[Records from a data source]
= = = =

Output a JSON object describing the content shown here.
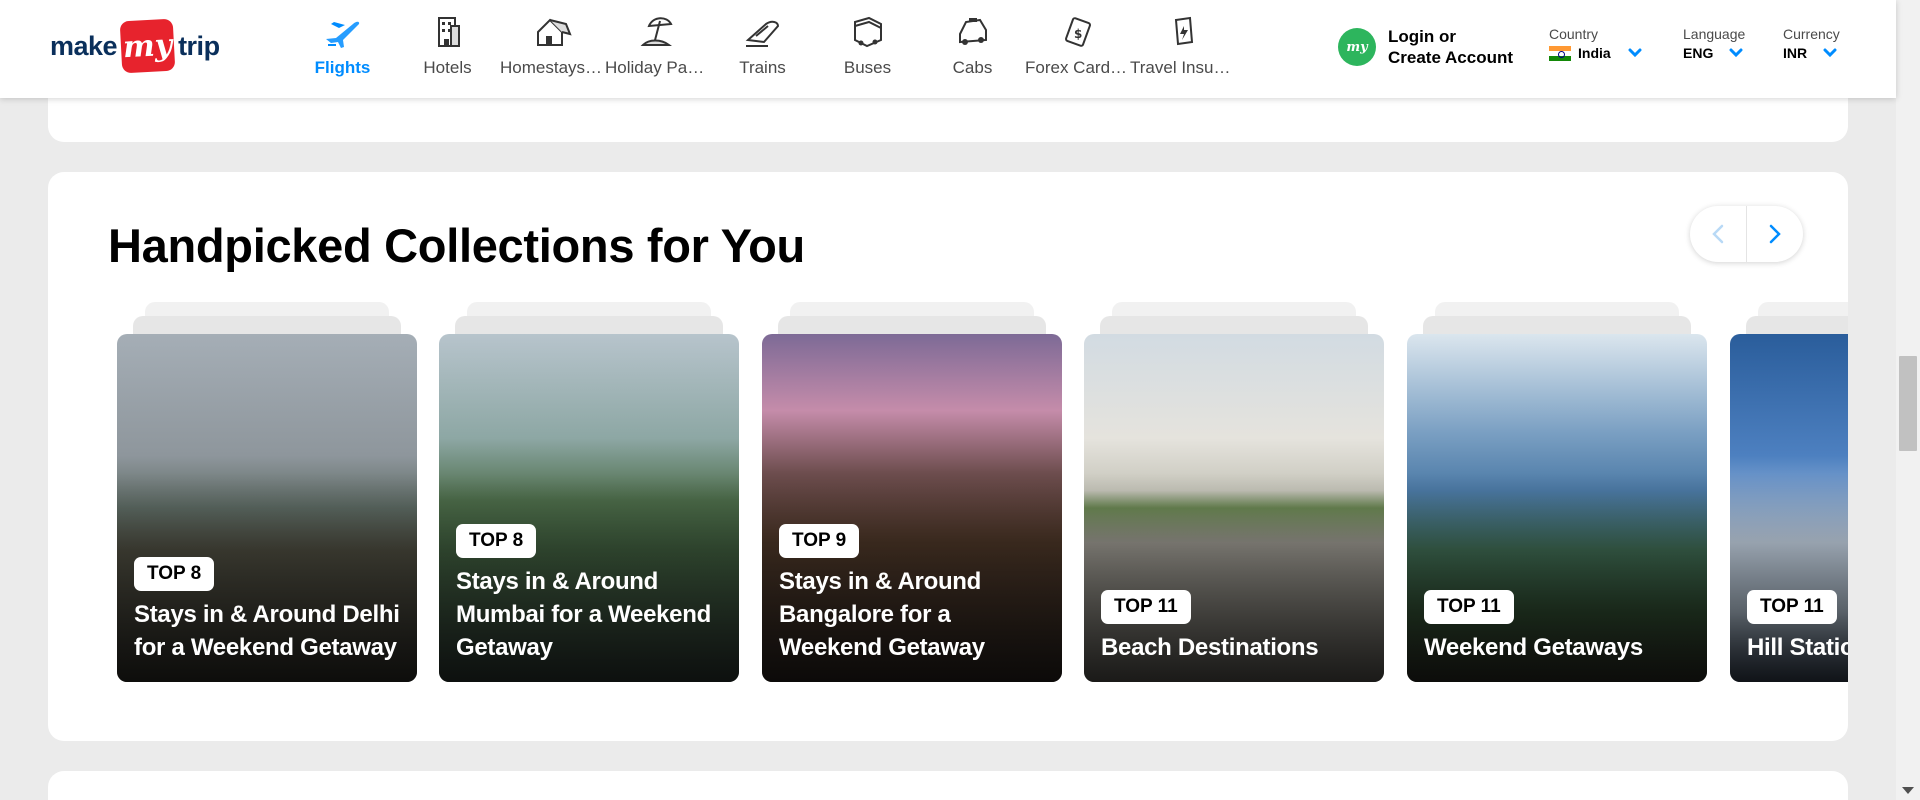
{
  "header": {
    "logo": {
      "left": "make",
      "badge": "my",
      "right": "trip"
    },
    "nav": [
      {
        "label": "Flights",
        "icon": "flight-icon",
        "active": true
      },
      {
        "label": "Hotels",
        "icon": "hotel-icon",
        "active": false
      },
      {
        "label": "Homestays & Villas",
        "icon": "homestay-icon",
        "active": false
      },
      {
        "label": "Holiday Packages",
        "icon": "holiday-package-icon",
        "active": false
      },
      {
        "label": "Trains",
        "icon": "train-icon",
        "active": false
      },
      {
        "label": "Buses",
        "icon": "bus-icon",
        "active": false
      },
      {
        "label": "Cabs",
        "icon": "cab-icon",
        "active": false
      },
      {
        "label": "Forex Card & Currency",
        "icon": "forex-icon",
        "active": false
      },
      {
        "label": "Travel Insurance",
        "icon": "travel-insurance-icon",
        "active": false
      }
    ],
    "login": {
      "avatar": "my",
      "line1": "Login or",
      "line2": "Create Account"
    },
    "country": {
      "caption": "Country",
      "value": "India"
    },
    "language": {
      "caption": "Language",
      "value": "ENG"
    },
    "currency": {
      "caption": "Currency",
      "value": "INR"
    }
  },
  "collections": {
    "title": "Handpicked Collections for You",
    "cards": [
      {
        "tag": "TOP 8",
        "name": "Stays in & Around Delhi for a Weekend Getaway"
      },
      {
        "tag": "TOP 8",
        "name": "Stays in & Around Mumbai for a Weekend Getaway"
      },
      {
        "tag": "TOP 9",
        "name": "Stays in & Around Bangalore for a Weekend Getaway"
      },
      {
        "tag": "TOP 11",
        "name": "Beach Destinations"
      },
      {
        "tag": "TOP 11",
        "name": "Weekend Getaways"
      },
      {
        "tag": "TOP 11",
        "name": "Hill Stations"
      }
    ]
  },
  "colors": {
    "accent": "#008cff",
    "brand_red": "#e7232d",
    "brand_navy": "#0a2f5b"
  }
}
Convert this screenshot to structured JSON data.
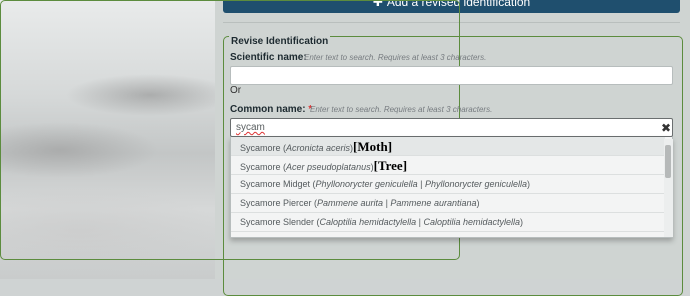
{
  "header": {
    "add_revision_label": "Add a revised identification"
  },
  "revise": {
    "legend": "Revise Identification",
    "scientific_label": "Scientific name:",
    "scientific_hint": "Enter text to search. Requires at least 3 characters.",
    "scientific_value": "",
    "or_text": "Or",
    "common_label": "Common name:",
    "required_mark": "*",
    "common_hint": "Enter text to search. Requires at least 3 characters.",
    "common_value": "sycam"
  },
  "results": [
    {
      "name": "Sycamore",
      "scientific": "Acronicta aceris",
      "extra": "",
      "tag": "[Moth]"
    },
    {
      "name": "Sycamore",
      "scientific": "Acer pseudoplatanus",
      "extra": "",
      "tag": "[Tree]"
    },
    {
      "name": "Sycamore Midget",
      "scientific": "Phyllonorycter geniculella",
      "extra": "Phyllonorycter geniculella",
      "tag": ""
    },
    {
      "name": "Sycamore Piercer",
      "scientific": "Pammene aurita",
      "extra": "Pammene aurantiana",
      "tag": ""
    },
    {
      "name": "Sycamore Slender",
      "scientific": "Caloptilia hemidactylella",
      "extra": "Caloptilia hemidactylella",
      "tag": ""
    }
  ],
  "colors": {
    "primary": "#1f4f6e",
    "fieldset_border": "#5c8c3e",
    "required": "#dd3333"
  },
  "icons": {
    "add": "plus-icon",
    "clear": "close-icon"
  }
}
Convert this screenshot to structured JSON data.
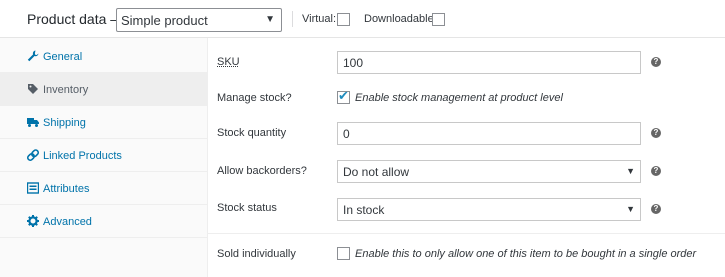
{
  "header": {
    "title": "Product data —",
    "product_type": "Simple product",
    "virtual_label": "Virtual:",
    "downloadable_label": "Downloadable:"
  },
  "sidebar": {
    "items": [
      {
        "label": "General",
        "icon": "wrench-icon"
      },
      {
        "label": "Inventory",
        "icon": "tag-icon",
        "active": true
      },
      {
        "label": "Shipping",
        "icon": "truck-icon"
      },
      {
        "label": "Linked Products",
        "icon": "link-icon"
      },
      {
        "label": "Attributes",
        "icon": "list-icon"
      },
      {
        "label": "Advanced",
        "icon": "gear-icon"
      }
    ]
  },
  "form": {
    "sku_label": "SKU",
    "sku_value": "100",
    "manage_stock_label": "Manage stock?",
    "manage_stock_desc": "Enable stock management at product level",
    "manage_stock_checked": true,
    "stock_qty_label": "Stock quantity",
    "stock_qty_value": "0",
    "backorders_label": "Allow backorders?",
    "backorders_value": "Do not allow",
    "stock_status_label": "Stock status",
    "stock_status_value": "In stock",
    "sold_individually_label": "Sold individually",
    "sold_individually_desc": "Enable this to only allow one of this item to be bought in a single order",
    "help_glyph": "?"
  },
  "colors": {
    "link": "#0073aa",
    "active_tab_bg": "#eeeeee",
    "sidebar_bg": "#fafafa",
    "check": "#1e8cbe"
  }
}
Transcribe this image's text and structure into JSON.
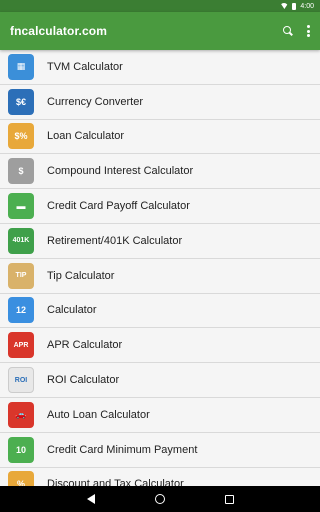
{
  "status_bar": {
    "time": "4:00"
  },
  "app_bar": {
    "title": "fncalculator.com"
  },
  "items": [
    {
      "label": "TVM Calculator",
      "icon": "calculator-icon",
      "color": "#3b8fd9",
      "glyph": "▦"
    },
    {
      "label": "Currency Converter",
      "icon": "currency-icon",
      "color": "#2c6fb8",
      "glyph": "$€"
    },
    {
      "label": "Loan Calculator",
      "icon": "house-icon",
      "color": "#e8a83a",
      "glyph": "$%"
    },
    {
      "label": "Compound Interest Calculator",
      "icon": "bank-icon",
      "color": "#9e9e9e",
      "glyph": "$"
    },
    {
      "label": "Credit Card Payoff Calculator",
      "icon": "credit-card-icon",
      "color": "#4caf50",
      "glyph": "▬"
    },
    {
      "label": "Retirement/401K Calculator",
      "icon": "retirement-icon",
      "color": "#3fa04a",
      "glyph": "401K"
    },
    {
      "label": "Tip Calculator",
      "icon": "tip-icon",
      "color": "#d9b26a",
      "glyph": "TIP"
    },
    {
      "label": "Calculator",
      "icon": "number-grid-icon",
      "color": "#3a8fe0",
      "glyph": "12"
    },
    {
      "label": "APR Calculator",
      "icon": "apr-icon",
      "color": "#d9362b",
      "glyph": "APR"
    },
    {
      "label": "ROI Calculator",
      "icon": "roi-icon",
      "color": "#e8e8e8",
      "glyph": "ROI"
    },
    {
      "label": "Auto Loan Calculator",
      "icon": "car-icon",
      "color": "#d9362b",
      "glyph": "🚗"
    },
    {
      "label": "Credit Card Minimum Payment",
      "icon": "card-payment-icon",
      "color": "#4caf50",
      "glyph": "10"
    },
    {
      "label": "Discount and Tax Calculator",
      "icon": "discount-icon",
      "color": "#e8a83a",
      "glyph": "%"
    }
  ]
}
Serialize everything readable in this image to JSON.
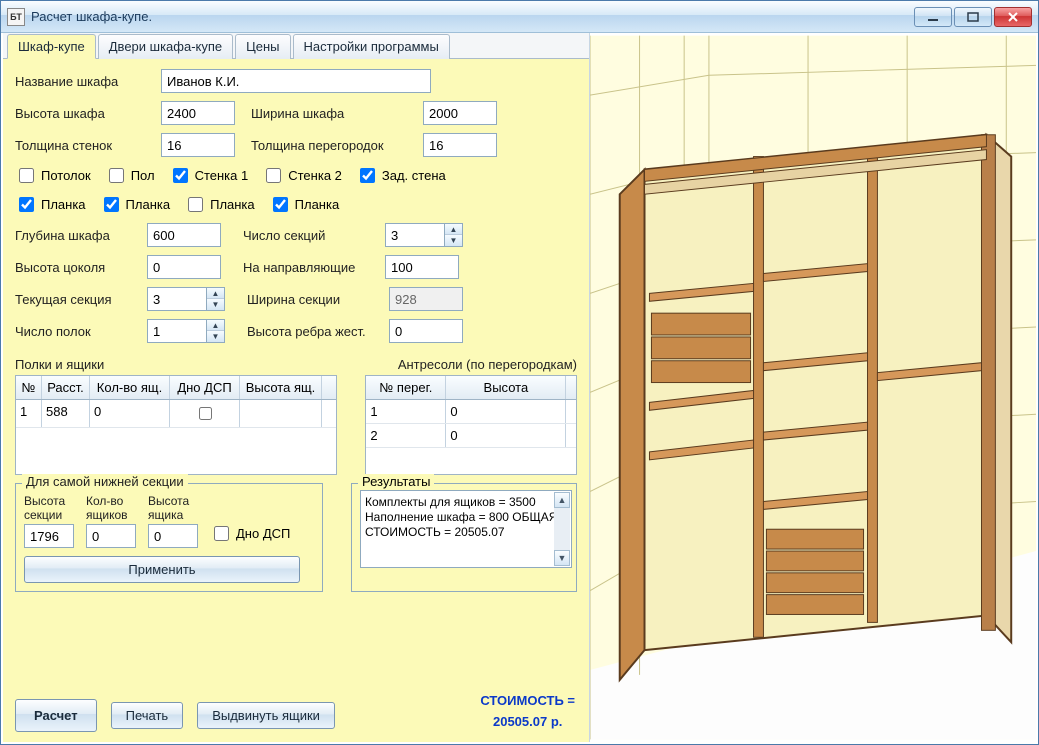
{
  "window": {
    "title": "Расчет шкафа-купе.",
    "icon_text": "БТ"
  },
  "tabs": [
    {
      "label": "Шкаф-купе",
      "active": true
    },
    {
      "label": "Двери шкафа-купе",
      "active": false
    },
    {
      "label": "Цены",
      "active": false
    },
    {
      "label": "Настройки программы",
      "active": false
    }
  ],
  "form": {
    "name_label": "Название шкафа",
    "name_value": "Иванов К.И.",
    "height_label": "Высота шкафа",
    "height_value": "2400",
    "width_label": "Ширина шкафа",
    "width_value": "2000",
    "wall_thick_label": "Толщина стенок",
    "wall_thick_value": "16",
    "part_thick_label": "Толщина перегородок",
    "part_thick_value": "16",
    "chk_ceiling": "Потолок",
    "chk_floor": "Пол",
    "chk_wall1": "Стенка 1",
    "chk_wall2": "Стенка 2",
    "chk_back": "Зад. стена",
    "chk_plank1": "Планка",
    "chk_plank2": "Планка",
    "chk_plank3": "Планка",
    "chk_plank4": "Планка",
    "depth_label": "Глубина шкафа",
    "depth_value": "600",
    "sections_label": "Число секций",
    "sections_value": "3",
    "plinth_height_label": "Высота цоколя",
    "plinth_height_value": "0",
    "rails_label": "На направляющие",
    "rails_value": "100",
    "cur_section_label": "Текущая секция",
    "cur_section_value": "3",
    "section_width_label": "Ширина секции",
    "section_width_value": "928",
    "shelves_label": "Число полок",
    "shelves_value": "1",
    "stiffener_label": "Высота ребра жест.",
    "stiffener_value": "0"
  },
  "shelves_grid": {
    "caption": "Полки и ящики",
    "headers": [
      "№",
      "Расст.",
      "Кол-во ящ.",
      "Дно ДСП",
      "Высота ящ."
    ],
    "rows": [
      {
        "n": "1",
        "dist": "588",
        "qty": "0",
        "dno": false,
        "h": ""
      }
    ]
  },
  "mezz_grid": {
    "caption": "Антресоли (по перегородкам)",
    "headers": [
      "№ перег.",
      "Высота"
    ],
    "rows": [
      {
        "n": "1",
        "h": "0"
      },
      {
        "n": "2",
        "h": "0"
      }
    ]
  },
  "bottom": {
    "group_title": "Для самой нижней секции",
    "h_label": "Высота\nсекции",
    "h_value": "1796",
    "q_label": "Кол-во\nящиков",
    "q_value": "0",
    "bh_label": "Высота\nящика",
    "bh_value": "0",
    "dno_label": "Дно ДСП",
    "apply_label": "Применить"
  },
  "results": {
    "title": "Результаты",
    "lines": [
      "Комплекты для ящиков     = 3500",
      "Наполнение шкафа           = 800",
      "ОБЩАЯ СТОИМОСТЬ          =",
      "20505.07"
    ]
  },
  "buttons": {
    "calc": "Расчет",
    "print": "Печать",
    "extend": "Выдвинуть ящики"
  },
  "price": {
    "label": "СТОИМОСТЬ =",
    "value": "20505.07 р."
  }
}
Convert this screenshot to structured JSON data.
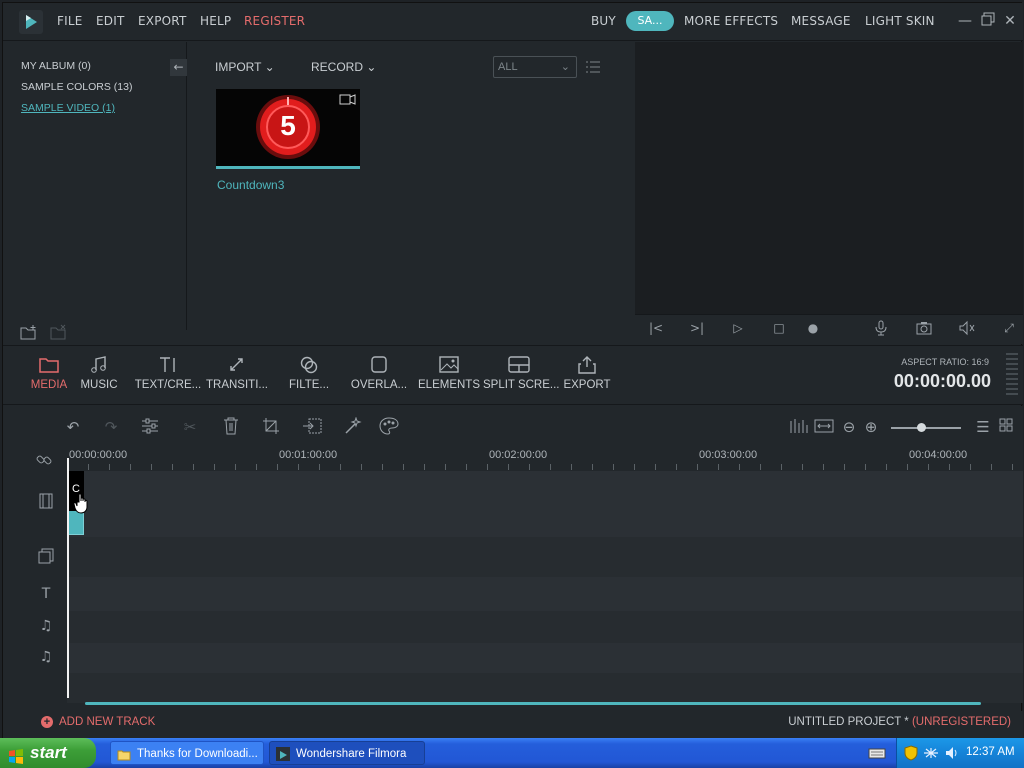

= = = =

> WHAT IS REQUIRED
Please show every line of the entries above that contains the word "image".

> RESPONSE
Transcribe this image's text and structure into JSON.
Serialize everything readable in this image to JSON.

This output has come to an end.